Gaëlle Rivard Piché
Strategic Analyst
Defence Research and Development Canada
Areas of Expertise: 
Canadian Defence Policy, Canadian Armed Forces operational strategy, peace operations

Gaëlle Rivard Piché is a strategic analyst for Defence Research and Development Canada. She works closely with the Canadian Armed Forces, providing direct decision-making support through evidence-based research on a wide range of topics. She is currently a fellow at the Norman Paterson School of International Affairs (Carleton University), where she completed her Ph.D. in International Affairs in 2017. She is also a guest lecturer at the Canadian Forces College and works as a consultant for the Royal Canadian Mounted Police on security sector reform and peace operations. In 2014-2015, Dr. Rivard Piché was a Fulbright research fellow in the International Security Program at the Harvard’s Belfer Center for Science and International Affairs. As a Ph.D. candidate, she conducted extensive field research in Haiti and El Salvador between 2012 and 2015, looking at the consequences of security sector reform on public order and violence. To that end, she also did an internship at the United Nations’ Department of Peace Keeping Operations in New York in 2013.

Dr. Rivard Piché is a founding member of WIIS-Canada. As a student, she benefited immensely from the network, the annual workshop, and the safe environment it provides. She now hopes to contribute to the organisation’s next development stages as a member of the board and a mentor. As a woman who works and conducts research in challenging, male-dominated environments, she considers it is crucial for professional and personal growth to support and exchange with other women in the field.

Dr Anna Roback, PEng, PhD (Econ)
Director, Research and Innovation
WSP Canada
Areas of Expertise: 
Climate Security, Infrastructure Strategy, National Economic Welfare

Anna leads research and innovation at WSP, advising on ways of creating and bringing new knowledge and insight into industry and practice. She researches the impacts of infrastructure performance on people’s perceptions, behaviour and the economy, through lenses such as health, technology, and climate.

Anna’s engineering background is in asset management. She has advised owners of public assets globally on investments in their billions of dollars of assets – and on how to communicate the impacts of (non)investments to decision makers.

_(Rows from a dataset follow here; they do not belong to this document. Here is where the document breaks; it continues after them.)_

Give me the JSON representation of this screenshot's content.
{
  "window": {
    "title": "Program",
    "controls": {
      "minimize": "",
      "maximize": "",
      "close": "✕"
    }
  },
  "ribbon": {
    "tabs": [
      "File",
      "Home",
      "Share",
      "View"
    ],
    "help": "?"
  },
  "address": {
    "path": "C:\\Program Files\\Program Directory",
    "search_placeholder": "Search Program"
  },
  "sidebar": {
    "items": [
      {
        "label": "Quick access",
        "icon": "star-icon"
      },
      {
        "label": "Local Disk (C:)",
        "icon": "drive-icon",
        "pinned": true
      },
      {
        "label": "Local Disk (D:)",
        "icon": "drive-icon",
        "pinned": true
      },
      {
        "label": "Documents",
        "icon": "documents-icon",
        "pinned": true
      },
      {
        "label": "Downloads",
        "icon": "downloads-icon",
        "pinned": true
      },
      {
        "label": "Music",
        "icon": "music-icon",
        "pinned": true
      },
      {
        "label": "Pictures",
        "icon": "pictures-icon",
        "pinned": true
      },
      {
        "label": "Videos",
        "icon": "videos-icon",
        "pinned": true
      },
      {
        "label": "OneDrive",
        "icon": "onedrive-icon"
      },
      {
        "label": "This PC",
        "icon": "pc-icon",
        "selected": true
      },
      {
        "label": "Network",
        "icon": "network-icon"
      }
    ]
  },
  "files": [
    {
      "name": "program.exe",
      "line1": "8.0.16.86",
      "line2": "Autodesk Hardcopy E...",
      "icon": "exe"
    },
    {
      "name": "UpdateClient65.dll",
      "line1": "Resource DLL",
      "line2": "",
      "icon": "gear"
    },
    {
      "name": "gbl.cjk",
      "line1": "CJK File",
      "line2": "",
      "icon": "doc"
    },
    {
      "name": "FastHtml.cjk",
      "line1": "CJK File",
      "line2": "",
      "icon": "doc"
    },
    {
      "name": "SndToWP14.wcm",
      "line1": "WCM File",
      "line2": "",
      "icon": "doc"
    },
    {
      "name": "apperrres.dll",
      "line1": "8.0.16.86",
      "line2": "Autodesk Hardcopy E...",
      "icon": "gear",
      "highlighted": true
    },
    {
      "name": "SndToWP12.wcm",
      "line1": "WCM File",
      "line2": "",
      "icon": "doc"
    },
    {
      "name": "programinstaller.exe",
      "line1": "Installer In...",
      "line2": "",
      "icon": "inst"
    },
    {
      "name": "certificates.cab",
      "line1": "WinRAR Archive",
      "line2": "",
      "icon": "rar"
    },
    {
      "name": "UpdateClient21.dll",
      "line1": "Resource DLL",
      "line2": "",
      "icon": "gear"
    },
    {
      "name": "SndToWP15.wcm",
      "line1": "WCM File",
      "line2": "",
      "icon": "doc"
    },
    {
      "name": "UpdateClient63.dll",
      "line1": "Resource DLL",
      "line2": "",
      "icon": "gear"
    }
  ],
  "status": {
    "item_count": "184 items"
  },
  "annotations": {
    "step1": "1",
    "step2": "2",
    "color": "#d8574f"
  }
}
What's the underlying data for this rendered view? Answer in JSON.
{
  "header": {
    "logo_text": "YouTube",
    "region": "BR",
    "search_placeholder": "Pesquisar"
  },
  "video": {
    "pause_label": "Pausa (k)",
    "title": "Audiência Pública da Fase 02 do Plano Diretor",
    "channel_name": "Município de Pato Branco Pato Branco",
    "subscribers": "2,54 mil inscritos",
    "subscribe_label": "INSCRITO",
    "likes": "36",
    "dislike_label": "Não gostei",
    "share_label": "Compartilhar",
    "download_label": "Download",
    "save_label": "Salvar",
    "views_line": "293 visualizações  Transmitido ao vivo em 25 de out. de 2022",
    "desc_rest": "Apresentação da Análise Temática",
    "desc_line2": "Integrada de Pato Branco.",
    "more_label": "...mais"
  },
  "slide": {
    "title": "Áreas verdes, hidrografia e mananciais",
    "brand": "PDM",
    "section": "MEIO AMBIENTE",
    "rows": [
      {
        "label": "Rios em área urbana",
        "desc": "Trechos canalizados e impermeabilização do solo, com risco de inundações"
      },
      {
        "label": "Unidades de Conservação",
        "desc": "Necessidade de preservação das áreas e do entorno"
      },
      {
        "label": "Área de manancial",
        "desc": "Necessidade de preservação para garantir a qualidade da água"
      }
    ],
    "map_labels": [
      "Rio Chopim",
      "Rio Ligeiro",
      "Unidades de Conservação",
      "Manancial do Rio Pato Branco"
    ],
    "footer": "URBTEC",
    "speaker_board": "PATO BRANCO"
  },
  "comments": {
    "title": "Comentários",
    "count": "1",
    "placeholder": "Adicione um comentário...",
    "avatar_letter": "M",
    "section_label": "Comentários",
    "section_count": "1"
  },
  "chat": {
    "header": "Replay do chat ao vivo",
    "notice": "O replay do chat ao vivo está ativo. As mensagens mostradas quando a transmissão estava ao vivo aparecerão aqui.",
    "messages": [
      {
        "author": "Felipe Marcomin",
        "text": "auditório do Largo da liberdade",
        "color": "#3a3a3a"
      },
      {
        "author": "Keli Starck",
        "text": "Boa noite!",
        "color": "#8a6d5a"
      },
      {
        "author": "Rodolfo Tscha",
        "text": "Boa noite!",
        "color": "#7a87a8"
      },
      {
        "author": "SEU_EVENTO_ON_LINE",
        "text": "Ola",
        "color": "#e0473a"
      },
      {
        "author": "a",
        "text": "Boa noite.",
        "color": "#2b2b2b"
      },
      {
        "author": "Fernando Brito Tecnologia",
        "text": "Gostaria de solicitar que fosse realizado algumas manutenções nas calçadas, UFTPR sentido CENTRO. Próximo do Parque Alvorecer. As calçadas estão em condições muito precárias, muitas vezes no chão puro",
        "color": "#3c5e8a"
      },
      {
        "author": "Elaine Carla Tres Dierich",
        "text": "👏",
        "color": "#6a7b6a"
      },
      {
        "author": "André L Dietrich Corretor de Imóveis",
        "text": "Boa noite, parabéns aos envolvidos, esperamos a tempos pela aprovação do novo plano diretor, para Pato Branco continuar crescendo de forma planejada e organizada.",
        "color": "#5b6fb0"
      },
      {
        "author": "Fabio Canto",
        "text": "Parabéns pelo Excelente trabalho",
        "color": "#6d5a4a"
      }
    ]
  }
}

Anna is an Adjunct Professor at the University of New Brunswick, and was on the Mayor’s Smart City Task Force for the City of Fredericton during Infrastructure Canada’s Smart Cities Challenge.